### DIRECTIONS FOR THIS TASK
Your answer should hold all lines of the entries that include the word "label".
▬▬▬
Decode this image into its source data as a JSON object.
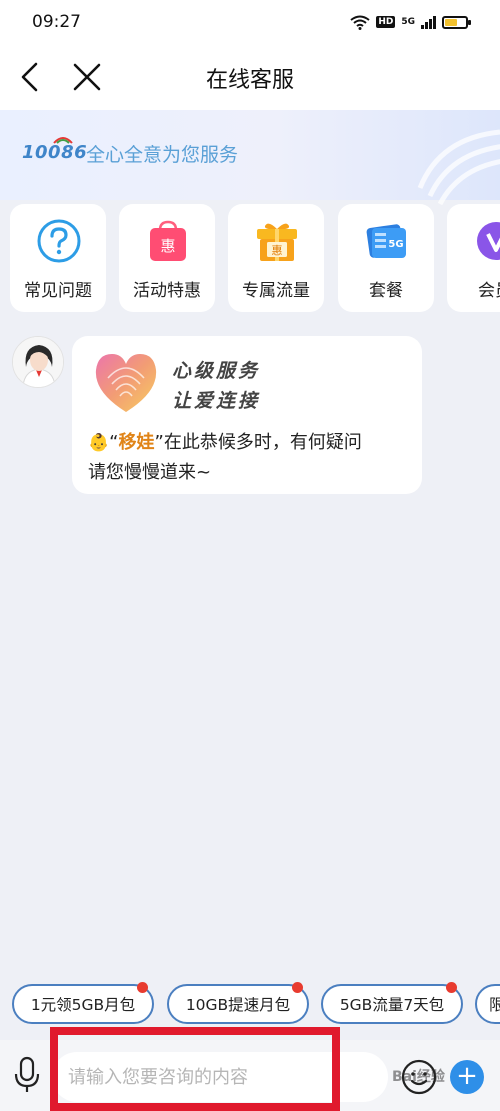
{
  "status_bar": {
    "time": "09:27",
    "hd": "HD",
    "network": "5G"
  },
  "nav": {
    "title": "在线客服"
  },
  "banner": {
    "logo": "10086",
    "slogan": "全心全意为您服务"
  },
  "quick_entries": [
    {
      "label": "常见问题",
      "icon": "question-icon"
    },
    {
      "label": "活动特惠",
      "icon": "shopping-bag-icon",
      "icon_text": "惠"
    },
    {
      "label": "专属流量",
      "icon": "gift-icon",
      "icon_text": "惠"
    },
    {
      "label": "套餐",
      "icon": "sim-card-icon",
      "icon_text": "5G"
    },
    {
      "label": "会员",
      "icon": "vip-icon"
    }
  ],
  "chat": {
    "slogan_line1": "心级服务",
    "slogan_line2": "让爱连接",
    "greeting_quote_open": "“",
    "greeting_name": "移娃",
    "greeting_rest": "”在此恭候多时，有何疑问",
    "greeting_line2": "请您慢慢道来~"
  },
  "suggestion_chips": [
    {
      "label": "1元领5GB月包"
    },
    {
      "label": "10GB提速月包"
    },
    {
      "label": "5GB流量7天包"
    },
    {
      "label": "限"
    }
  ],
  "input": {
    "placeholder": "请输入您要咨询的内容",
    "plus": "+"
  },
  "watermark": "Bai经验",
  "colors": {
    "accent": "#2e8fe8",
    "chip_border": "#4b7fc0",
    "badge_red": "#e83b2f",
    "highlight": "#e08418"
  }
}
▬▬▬
### YOUR SOLUTION
      "label": "常见问题",
      "label": "活动特惠",
      "label": "专属流量",
      "label": "套餐",
      "label": "会员",
      "label": "1元领5GB月包"
      "label": "10GB提速月包"
      "label": "5GB流量7天包"
      "label": "限"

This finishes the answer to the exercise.